Chef Mitchell devised a menu using as his culinary guide Dining at Monticello (2003). The sixty diners were served Beef Soup with Vermicelli, Salad of Spring Greens Dressed with Lemon and Olive Oil Vinaigrette and Fried Asparagus, Chicken Fricassee, Cauliflower with Brown Onion Sauce, Fresh Peas and Roasted Carrots. The dessert plate was a sweet and lovely presentation of Gingerbread Crisps, Lemon Curd Tarts and Fresh Berries. Of course in the Jeffersonian mode a wide selection of appropriate wines were served with the several courses. Yum!
Chef Phillip Mitchell in his kitchen.
In such a context I decided my talk on the slave cooks at Monticello would be the perfect setting to demonstrate something very unusual; the Tea Cream recipe of James Hemings, the Paris trained slave chef of Thomas Jefferson. It is among only 6 recipes ascribed to Hemings (d. 1801) in the Monticello collection. The cream itself is a soft custard that calls for the dried, preserved, inner skins of chicken gizzard to be used as the rennet to thicken the milk.

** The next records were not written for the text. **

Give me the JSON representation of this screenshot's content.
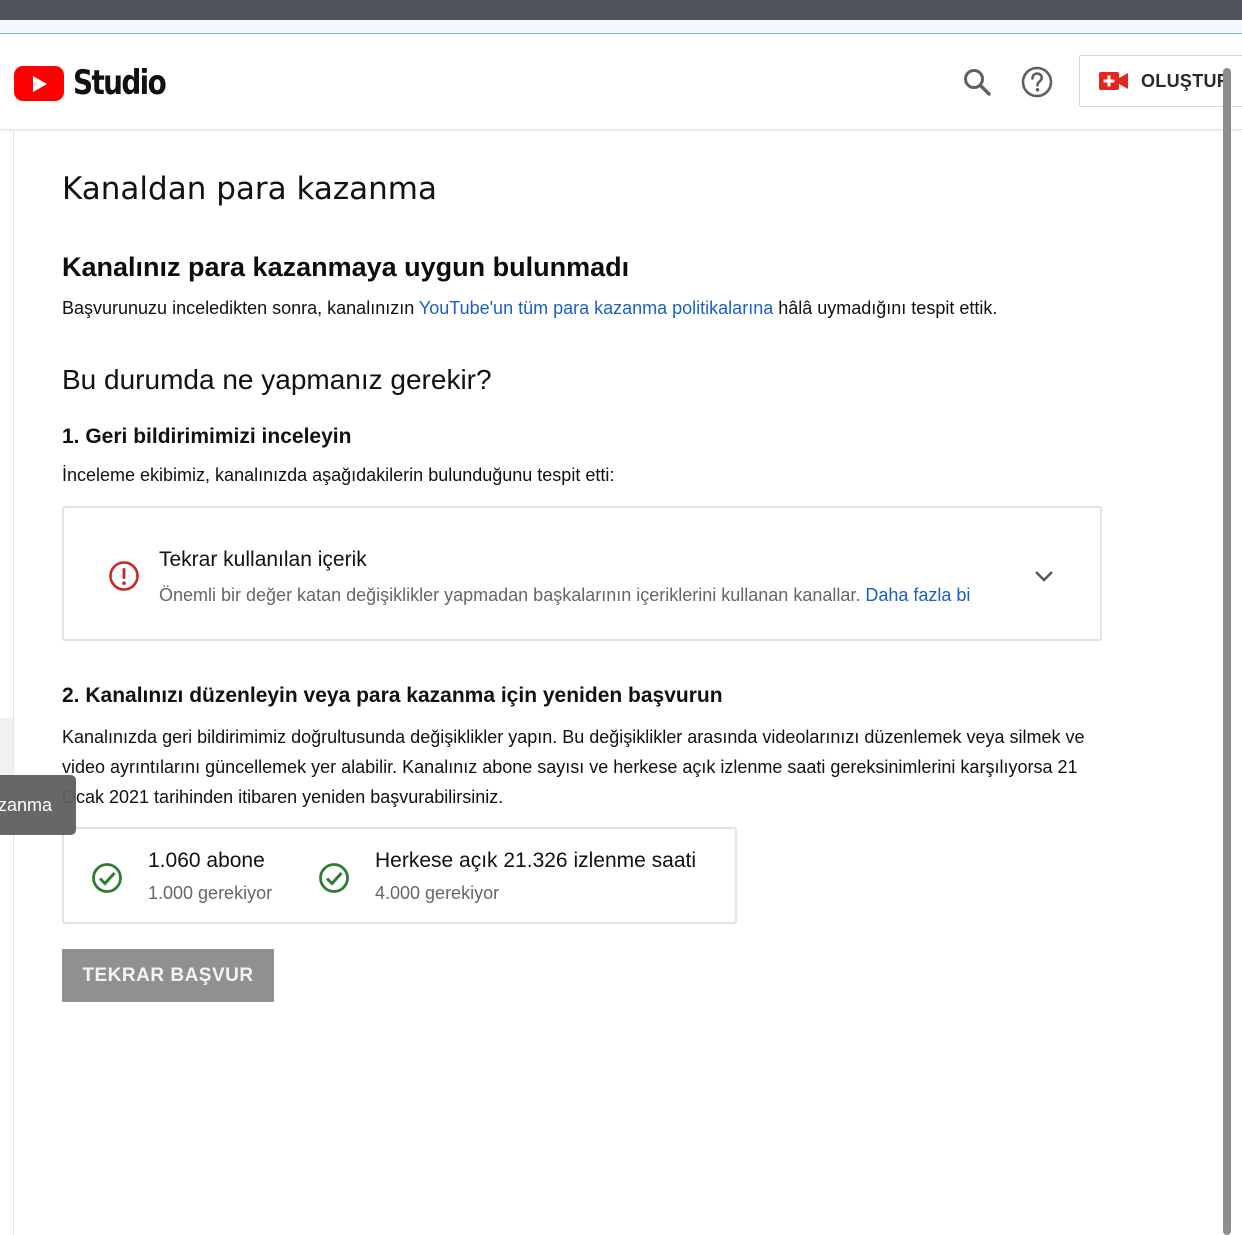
{
  "header": {
    "logo_text": "Studio",
    "search_icon": "search-icon",
    "help_icon": "help-circle-icon",
    "create_label": "OLUŞTUR",
    "create_icon": "video-plus-icon",
    "brand_color": "#ff0000"
  },
  "main": {
    "page_title": "Kanaldan para kazanma",
    "status_heading": "Kanalınız para kazanmaya uygun bulunmadı",
    "status_text_before": "Başvurunuzu inceledikten sonra, kanalınızın ",
    "status_link": "YouTube'un tüm para kazanma politikalarına",
    "status_text_after": " hâlâ uymadığını tespit ettik.",
    "what_heading": "Bu durumda ne yapmanız gerekir?",
    "step1_heading": "1. Geri bildirimimizi inceleyin",
    "step1_text": "İnceleme ekibimiz, kanalınızda aşağıdakilerin bulunduğunu tespit etti:",
    "issue": {
      "icon": "alert-circle-icon",
      "title": "Tekrar kullanılan içerik",
      "description": "Önemli bir değer katan değişiklikler yapmadan başkalarının içeriklerini kullanan kanallar. ",
      "learn_more": "Daha fazla bi",
      "expand_icon": "chevron-down-icon"
    },
    "step2_heading": "2. Kanalınızı düzenleyin veya para kazanma için yeniden başvurun",
    "step2_text": "Kanalınızda geri bildirimimiz doğrultusunda değişiklikler yapın. Bu değişiklikler arasında videolarınızı düzenlemek veya silmek ve video ayrıntılarını güncellemek yer alabilir. Kanalınız abone sayısı ve herkese açık izlenme saati gereksinimlerini karşılıyorsa 21 Ocak 2021 tarihinden itibaren yeniden başvurabilirsiniz.",
    "requirements": [
      {
        "icon": "check-circle-icon",
        "value": "1.060 abone",
        "required": "1.000 gerekiyor"
      },
      {
        "icon": "check-circle-icon",
        "value": "Herkese açık 21.326 izlenme saati",
        "required": "4.000 gerekiyor"
      }
    ],
    "apply_button": "TEKRAR BAŞVUR"
  },
  "sidebar": {
    "tooltip_text": "zanma"
  },
  "colors": {
    "link": "#1a5fcc",
    "error": "#c62828",
    "success": "#2e7d32",
    "button_disabled": "#909090"
  }
}
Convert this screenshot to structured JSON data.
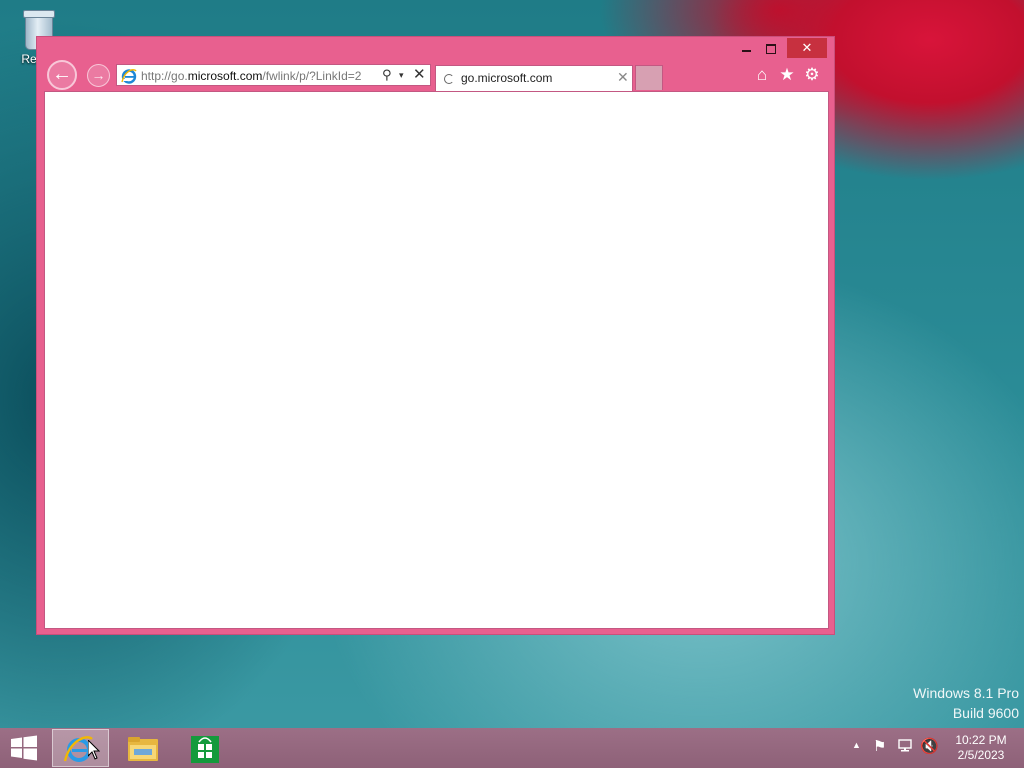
{
  "desktop": {
    "recycle_bin_label": "Recyc"
  },
  "browser": {
    "address_prefix": "http://go.",
    "address_domain": "microsoft.com",
    "address_suffix": "/fwlink/p/?LinkId=2",
    "tab_title": "go.microsoft.com",
    "close_glyph": "✕",
    "tab_close_glyph": "✕",
    "back_glyph": "←",
    "forward_glyph": "→",
    "search_glyph": "⚲",
    "dropdown_glyph": "▾",
    "stop_glyph": "✕",
    "home_glyph": "⌂",
    "favorites_glyph": "★",
    "tools_glyph": "⚙",
    "frame_color": "#e8608f"
  },
  "watermark": {
    "line1": "Windows 8.1 Pro",
    "line2": "Build 9600"
  },
  "taskbar": {
    "apps": [
      "internet-explorer",
      "file-explorer",
      "store"
    ],
    "tray_up_glyph": "▲",
    "flag_glyph": "⚑",
    "volume_glyph": "🔇",
    "time": "10:22 PM",
    "date": "2/5/2023"
  }
}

Ok, I can hear the “Yucks” and see the retching motions. But, as I found out when I first did the research on this recipe, the enzyme in the gizzard linings was known by the French and English chefs in the 18th century and was something James would have learned during his culinary training. Because my husband and I raise and butcher chickens for our freezer each year I had access to the gizzard linings. When peeled from the gizzard, washed and then dried they resemble nothing so much as a well-fried potato chip. Taking my jar of dried gizzards to Houston was part of my plan to recreate the original Tea Crème recipe in front of an audience! The ‘tea’ in Tea Cream is Jefferson’s favorite Green Yunnan China tea leaves infused in the milk giving it a lovely scent and flavor.

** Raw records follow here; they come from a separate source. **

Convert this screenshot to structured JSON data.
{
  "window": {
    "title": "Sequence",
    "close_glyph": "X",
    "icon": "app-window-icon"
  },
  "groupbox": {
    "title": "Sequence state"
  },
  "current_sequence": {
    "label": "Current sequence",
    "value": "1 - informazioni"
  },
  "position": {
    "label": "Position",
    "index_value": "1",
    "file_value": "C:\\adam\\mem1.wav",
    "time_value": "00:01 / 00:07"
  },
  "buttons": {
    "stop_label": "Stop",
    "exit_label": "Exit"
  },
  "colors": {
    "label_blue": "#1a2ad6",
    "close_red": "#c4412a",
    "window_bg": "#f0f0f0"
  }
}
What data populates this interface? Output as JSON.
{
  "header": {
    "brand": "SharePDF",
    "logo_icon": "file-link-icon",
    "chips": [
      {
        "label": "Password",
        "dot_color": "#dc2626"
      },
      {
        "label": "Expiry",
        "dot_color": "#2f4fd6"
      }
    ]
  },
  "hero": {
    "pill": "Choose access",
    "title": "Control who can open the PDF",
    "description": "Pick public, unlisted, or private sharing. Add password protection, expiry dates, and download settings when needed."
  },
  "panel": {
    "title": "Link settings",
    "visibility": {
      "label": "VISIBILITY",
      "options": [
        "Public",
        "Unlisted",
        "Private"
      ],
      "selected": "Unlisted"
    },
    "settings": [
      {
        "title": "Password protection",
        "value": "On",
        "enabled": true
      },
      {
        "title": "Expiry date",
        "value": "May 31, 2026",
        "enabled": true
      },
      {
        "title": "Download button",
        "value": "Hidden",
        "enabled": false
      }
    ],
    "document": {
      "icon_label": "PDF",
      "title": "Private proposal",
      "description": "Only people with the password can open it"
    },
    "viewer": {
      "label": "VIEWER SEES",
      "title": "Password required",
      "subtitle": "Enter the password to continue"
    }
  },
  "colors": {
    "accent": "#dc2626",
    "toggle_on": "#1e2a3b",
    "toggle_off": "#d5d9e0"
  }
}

Here you see me talking while my two ‘scullions’, actually very skilled students from the San Jacinto Community College Culinary School, poured the warm, sweetened, flavored milk through the cheesecloth over the gizzards. Then they took the mixture to the kitchen to do the baking and chilling step. By the time I neared the end of my talk I received notice from Kelly, who acted as my helper on the trip, that the custard had not thickened in the way we had anticipated. It was more like liquid whipping crème than custard. Saving the evening from disaster Kelly came up with the best solution – serve a nice taste for all the guests in champagne flutes! It was delicious even if not exactly what I was aiming for.

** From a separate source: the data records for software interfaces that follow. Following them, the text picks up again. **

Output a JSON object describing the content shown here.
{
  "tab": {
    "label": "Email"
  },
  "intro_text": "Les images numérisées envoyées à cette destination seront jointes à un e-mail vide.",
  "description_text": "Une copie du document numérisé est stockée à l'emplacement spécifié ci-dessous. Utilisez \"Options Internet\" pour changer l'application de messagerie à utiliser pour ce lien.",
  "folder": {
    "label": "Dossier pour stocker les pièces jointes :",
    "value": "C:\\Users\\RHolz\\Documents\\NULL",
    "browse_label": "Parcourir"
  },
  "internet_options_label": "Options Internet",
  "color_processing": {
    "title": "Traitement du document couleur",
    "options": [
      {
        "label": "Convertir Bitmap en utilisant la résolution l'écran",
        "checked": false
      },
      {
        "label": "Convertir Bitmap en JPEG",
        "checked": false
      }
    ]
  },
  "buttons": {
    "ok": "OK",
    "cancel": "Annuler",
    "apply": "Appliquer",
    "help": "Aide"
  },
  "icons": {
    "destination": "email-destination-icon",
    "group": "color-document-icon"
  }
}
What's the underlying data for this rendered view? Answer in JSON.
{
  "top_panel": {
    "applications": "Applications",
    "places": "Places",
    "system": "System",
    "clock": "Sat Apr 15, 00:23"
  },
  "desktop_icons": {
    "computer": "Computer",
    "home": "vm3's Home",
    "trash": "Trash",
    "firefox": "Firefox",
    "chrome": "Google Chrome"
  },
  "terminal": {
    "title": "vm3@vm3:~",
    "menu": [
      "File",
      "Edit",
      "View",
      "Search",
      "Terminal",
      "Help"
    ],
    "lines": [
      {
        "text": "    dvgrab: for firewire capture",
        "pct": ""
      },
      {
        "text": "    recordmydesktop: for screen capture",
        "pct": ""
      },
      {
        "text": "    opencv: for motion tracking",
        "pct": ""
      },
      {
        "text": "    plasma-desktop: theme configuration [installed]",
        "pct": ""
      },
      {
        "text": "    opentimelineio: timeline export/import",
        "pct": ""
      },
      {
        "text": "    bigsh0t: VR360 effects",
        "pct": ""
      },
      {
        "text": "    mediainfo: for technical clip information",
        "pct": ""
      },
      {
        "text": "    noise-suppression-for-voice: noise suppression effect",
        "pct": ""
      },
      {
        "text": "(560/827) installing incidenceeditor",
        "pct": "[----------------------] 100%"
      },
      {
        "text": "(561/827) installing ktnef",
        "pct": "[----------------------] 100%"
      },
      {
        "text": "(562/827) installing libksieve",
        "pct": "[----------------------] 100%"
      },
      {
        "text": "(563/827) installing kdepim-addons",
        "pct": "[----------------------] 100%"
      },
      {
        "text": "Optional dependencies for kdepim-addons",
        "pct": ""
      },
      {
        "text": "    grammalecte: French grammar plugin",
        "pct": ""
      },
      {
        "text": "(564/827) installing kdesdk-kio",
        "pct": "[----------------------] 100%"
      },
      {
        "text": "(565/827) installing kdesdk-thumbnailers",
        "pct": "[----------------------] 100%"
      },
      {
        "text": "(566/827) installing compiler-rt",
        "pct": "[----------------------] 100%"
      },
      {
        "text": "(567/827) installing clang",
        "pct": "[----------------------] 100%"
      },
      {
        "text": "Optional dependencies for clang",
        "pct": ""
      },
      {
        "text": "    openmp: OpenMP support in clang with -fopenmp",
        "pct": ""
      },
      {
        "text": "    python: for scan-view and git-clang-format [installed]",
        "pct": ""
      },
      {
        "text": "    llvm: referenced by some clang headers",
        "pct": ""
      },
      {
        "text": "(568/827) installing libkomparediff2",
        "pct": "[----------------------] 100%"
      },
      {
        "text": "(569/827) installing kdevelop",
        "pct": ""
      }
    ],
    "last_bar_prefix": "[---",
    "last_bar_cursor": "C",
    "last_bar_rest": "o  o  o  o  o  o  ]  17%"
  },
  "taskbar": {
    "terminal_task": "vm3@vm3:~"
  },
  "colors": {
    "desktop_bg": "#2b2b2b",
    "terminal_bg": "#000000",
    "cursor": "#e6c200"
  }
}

I think my mistake was not soaking the dried gizzards in the warm milk long enough and also using already pasteurized milk rather than the fresh, unpasteurized milk available to the cooks at Monticello. It was an exciting experiment however, and I was thrilled to be recreating a dish that had likely not been made for close to two hundred years! I will again collect this year’s gizzard linings and when I make Tea Cream next time it will be with raw milk. I’ll let you know how it turns out.